Work order: Pull out every line below holding the word "Outward".

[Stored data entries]
· · ·

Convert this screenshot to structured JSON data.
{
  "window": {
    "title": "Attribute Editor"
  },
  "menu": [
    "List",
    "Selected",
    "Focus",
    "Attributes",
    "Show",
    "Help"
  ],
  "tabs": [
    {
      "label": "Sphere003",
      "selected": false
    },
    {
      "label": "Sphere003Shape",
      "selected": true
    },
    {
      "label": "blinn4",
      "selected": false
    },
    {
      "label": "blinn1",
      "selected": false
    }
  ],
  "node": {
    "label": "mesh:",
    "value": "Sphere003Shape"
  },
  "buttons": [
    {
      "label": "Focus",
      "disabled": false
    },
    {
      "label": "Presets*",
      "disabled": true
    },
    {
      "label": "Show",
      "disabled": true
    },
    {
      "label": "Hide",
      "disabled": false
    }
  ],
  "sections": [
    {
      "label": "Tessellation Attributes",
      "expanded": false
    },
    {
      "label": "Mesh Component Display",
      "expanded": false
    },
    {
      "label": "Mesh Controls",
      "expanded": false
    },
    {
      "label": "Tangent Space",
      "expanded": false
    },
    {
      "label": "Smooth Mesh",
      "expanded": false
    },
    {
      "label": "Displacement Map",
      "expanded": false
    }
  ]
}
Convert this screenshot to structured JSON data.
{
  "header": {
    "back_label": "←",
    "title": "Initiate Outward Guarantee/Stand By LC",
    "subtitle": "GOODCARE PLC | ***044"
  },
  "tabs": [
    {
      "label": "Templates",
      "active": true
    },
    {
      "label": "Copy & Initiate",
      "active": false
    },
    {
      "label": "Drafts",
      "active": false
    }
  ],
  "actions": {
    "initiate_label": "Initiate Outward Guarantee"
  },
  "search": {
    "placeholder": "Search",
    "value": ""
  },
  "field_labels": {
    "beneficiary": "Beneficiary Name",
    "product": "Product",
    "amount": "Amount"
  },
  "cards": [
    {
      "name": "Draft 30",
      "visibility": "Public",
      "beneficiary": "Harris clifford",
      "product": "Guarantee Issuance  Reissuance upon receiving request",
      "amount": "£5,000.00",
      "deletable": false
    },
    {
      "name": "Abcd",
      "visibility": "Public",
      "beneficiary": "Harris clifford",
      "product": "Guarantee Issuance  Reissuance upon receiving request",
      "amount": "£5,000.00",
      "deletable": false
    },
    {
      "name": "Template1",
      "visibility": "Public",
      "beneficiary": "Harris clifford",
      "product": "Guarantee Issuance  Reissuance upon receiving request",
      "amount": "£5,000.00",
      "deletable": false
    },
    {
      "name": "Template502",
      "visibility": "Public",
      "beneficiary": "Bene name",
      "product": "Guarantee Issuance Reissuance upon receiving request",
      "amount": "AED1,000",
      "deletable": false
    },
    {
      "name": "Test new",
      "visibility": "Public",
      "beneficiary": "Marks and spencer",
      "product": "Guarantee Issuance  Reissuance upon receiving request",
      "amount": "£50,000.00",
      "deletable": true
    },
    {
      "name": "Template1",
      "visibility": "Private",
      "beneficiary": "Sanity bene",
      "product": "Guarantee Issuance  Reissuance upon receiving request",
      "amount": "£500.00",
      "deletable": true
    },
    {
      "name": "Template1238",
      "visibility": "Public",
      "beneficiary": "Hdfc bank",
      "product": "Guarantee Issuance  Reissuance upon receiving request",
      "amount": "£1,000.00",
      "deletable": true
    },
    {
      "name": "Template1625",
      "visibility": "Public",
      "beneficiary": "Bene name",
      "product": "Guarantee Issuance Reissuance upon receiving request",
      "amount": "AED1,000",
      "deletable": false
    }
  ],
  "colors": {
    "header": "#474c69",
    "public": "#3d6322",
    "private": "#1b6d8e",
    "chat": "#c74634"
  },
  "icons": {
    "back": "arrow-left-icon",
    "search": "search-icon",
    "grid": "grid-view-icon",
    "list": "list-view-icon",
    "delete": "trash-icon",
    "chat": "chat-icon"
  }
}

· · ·

Reply:
    "title": "Initiate Outward Guarantee/Stand By LC",
    "initiate_label": "Initiate Outward Guarantee"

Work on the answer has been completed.